**Assigned task**
Where does the string "subtitle" appear in the material? Copy each line that holds it.
Segment Open
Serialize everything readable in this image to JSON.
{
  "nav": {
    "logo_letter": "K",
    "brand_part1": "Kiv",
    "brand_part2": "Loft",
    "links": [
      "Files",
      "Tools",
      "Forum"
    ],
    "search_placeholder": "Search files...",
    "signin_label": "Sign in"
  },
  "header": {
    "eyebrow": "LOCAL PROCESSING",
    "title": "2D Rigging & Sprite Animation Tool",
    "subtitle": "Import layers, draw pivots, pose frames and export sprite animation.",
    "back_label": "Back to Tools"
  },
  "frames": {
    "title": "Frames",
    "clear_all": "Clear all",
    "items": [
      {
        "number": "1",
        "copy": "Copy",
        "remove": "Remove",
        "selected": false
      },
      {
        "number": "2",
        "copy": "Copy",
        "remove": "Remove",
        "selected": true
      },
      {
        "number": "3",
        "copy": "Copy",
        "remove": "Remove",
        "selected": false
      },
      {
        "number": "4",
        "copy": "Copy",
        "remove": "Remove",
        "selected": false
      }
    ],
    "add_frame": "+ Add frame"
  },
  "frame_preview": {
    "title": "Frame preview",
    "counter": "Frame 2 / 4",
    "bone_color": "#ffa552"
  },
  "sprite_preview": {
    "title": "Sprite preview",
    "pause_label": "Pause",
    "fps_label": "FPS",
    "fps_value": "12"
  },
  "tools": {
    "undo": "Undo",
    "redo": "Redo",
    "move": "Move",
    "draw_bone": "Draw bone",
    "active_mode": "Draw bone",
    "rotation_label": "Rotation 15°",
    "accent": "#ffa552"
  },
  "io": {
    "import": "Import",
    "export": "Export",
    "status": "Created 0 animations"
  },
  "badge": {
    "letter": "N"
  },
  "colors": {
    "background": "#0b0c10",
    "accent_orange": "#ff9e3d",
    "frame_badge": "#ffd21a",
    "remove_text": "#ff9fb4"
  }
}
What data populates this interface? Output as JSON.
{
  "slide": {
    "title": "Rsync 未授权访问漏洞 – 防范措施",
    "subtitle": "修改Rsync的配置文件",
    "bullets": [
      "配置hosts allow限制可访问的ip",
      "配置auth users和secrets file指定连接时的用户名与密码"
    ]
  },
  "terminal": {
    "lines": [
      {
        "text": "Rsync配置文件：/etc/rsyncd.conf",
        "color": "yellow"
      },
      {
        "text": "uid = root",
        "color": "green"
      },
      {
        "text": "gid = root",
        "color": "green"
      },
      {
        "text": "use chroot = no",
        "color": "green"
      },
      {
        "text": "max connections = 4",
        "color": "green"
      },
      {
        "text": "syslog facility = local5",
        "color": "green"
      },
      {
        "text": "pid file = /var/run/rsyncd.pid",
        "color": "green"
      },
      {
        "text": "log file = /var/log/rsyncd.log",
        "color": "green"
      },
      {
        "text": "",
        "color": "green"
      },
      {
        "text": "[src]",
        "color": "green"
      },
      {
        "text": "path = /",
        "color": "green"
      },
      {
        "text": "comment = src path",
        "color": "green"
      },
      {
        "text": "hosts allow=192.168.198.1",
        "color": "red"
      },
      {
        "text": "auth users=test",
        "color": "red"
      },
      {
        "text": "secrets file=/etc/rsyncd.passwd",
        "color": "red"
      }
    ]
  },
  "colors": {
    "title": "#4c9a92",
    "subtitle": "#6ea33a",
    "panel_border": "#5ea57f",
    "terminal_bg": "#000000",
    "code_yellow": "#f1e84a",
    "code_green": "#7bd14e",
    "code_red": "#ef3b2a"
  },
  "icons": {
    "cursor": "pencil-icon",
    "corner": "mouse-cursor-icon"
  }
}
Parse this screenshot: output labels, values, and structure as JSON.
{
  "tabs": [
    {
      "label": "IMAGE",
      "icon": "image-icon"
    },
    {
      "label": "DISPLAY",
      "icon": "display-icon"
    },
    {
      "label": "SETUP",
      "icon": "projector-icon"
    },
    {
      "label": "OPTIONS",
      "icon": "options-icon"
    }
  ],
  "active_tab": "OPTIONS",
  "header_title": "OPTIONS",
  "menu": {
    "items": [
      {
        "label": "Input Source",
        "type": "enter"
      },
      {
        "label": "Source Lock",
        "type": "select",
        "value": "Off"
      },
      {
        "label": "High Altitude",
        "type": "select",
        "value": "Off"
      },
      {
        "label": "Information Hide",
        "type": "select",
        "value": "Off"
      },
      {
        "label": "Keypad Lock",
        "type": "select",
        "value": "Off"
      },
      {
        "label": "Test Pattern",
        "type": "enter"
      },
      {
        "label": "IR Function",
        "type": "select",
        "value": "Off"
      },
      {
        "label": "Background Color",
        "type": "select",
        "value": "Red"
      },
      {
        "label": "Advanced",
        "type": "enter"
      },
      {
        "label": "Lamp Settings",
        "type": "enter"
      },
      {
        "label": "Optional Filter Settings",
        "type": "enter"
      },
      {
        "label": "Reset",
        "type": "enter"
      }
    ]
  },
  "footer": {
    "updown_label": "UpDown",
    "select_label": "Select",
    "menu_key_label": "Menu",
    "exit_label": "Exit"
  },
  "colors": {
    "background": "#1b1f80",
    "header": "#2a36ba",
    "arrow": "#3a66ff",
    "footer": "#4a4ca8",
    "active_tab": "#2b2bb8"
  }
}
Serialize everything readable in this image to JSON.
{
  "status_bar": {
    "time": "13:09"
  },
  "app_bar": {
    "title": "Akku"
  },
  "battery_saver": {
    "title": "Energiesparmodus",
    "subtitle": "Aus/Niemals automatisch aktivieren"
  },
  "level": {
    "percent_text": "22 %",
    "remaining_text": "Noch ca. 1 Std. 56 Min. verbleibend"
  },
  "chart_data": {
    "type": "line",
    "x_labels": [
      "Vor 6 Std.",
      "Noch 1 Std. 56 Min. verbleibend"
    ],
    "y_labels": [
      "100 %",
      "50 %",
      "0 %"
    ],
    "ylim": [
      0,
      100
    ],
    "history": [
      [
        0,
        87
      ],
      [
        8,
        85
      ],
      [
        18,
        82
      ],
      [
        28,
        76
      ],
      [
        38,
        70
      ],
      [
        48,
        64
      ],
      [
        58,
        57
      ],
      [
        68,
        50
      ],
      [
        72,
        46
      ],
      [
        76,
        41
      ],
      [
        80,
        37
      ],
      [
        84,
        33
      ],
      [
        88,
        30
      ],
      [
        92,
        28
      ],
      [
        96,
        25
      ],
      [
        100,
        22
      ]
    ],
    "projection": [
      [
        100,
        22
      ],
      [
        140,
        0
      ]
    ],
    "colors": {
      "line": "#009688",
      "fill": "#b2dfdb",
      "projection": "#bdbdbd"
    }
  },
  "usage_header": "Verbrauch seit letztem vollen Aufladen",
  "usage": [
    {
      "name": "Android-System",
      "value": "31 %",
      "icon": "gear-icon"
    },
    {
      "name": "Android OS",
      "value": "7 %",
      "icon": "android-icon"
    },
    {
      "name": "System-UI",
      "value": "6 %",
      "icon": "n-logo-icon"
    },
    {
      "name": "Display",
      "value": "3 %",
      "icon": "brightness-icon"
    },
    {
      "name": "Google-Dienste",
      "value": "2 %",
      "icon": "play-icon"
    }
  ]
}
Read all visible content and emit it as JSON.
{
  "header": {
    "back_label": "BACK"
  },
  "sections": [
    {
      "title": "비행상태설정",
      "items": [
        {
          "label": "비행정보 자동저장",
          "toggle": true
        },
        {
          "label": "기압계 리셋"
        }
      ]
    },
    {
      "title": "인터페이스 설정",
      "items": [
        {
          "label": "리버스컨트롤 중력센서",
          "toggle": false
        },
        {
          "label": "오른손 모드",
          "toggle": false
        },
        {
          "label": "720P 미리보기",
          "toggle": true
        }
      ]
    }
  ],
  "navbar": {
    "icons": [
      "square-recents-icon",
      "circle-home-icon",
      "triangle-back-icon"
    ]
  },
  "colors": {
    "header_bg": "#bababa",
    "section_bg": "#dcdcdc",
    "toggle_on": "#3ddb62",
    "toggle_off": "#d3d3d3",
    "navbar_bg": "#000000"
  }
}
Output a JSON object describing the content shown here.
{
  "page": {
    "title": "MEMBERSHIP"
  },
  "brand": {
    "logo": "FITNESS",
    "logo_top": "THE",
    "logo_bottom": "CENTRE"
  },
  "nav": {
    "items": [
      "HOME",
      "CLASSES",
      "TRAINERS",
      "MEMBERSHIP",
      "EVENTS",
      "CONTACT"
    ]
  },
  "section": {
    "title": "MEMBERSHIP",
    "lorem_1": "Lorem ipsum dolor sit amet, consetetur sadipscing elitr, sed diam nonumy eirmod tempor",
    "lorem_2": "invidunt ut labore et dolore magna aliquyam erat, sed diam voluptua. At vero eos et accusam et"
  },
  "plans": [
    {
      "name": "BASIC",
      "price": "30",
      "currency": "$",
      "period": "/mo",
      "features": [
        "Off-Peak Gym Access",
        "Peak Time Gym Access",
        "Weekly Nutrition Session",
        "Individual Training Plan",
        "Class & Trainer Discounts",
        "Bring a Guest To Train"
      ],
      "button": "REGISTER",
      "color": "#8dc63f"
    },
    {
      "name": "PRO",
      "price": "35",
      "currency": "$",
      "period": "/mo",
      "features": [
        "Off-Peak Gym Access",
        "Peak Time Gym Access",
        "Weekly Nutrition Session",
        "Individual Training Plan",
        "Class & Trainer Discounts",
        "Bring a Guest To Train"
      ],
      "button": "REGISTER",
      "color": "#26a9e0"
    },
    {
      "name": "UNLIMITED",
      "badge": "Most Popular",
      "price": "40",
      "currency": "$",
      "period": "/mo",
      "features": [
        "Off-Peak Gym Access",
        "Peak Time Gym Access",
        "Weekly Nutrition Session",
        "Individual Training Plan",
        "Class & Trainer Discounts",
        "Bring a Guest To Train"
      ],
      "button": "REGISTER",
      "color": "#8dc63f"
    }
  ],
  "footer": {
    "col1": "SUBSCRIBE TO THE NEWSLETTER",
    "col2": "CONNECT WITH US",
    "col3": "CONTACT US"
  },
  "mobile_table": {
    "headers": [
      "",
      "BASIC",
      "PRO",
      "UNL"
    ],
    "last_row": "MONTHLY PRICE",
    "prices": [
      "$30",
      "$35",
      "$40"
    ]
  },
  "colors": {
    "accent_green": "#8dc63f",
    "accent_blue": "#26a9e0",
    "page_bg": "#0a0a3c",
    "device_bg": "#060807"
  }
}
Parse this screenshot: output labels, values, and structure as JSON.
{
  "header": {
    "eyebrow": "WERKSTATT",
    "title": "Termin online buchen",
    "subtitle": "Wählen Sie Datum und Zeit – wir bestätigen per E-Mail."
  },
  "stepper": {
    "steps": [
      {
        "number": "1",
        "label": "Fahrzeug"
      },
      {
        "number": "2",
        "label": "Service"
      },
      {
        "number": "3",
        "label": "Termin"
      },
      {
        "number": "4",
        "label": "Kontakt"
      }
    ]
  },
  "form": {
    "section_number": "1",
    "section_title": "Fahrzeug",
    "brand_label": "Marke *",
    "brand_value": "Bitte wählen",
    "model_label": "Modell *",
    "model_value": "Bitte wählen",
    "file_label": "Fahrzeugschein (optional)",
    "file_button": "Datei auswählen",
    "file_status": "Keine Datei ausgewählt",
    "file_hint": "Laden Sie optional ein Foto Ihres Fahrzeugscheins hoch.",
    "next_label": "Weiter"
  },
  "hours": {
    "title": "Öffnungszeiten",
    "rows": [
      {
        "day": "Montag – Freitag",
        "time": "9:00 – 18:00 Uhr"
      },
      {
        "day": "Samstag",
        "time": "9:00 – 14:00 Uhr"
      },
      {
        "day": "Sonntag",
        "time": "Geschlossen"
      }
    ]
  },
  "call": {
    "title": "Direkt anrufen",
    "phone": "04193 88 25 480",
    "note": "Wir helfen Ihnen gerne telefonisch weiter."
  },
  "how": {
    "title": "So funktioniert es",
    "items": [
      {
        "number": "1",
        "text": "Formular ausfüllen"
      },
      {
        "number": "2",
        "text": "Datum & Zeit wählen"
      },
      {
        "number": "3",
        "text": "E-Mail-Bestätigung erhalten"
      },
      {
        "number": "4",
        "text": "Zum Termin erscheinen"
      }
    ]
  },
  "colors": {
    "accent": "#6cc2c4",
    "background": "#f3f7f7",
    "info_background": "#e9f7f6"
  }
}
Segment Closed
**Reply**
    "subtitle": "Import layers, draw pivots, pose frames and export sprite animation.",
    "subtitle": "修改Rsync的配置文件",
    "subtitle": "#6ea33a",
    "subtitle": "Aus/Niemals automatisch aktivieren"
    "subtitle": "Wählen Sie Datum und Zeit – wir bestätigen per E-Mail."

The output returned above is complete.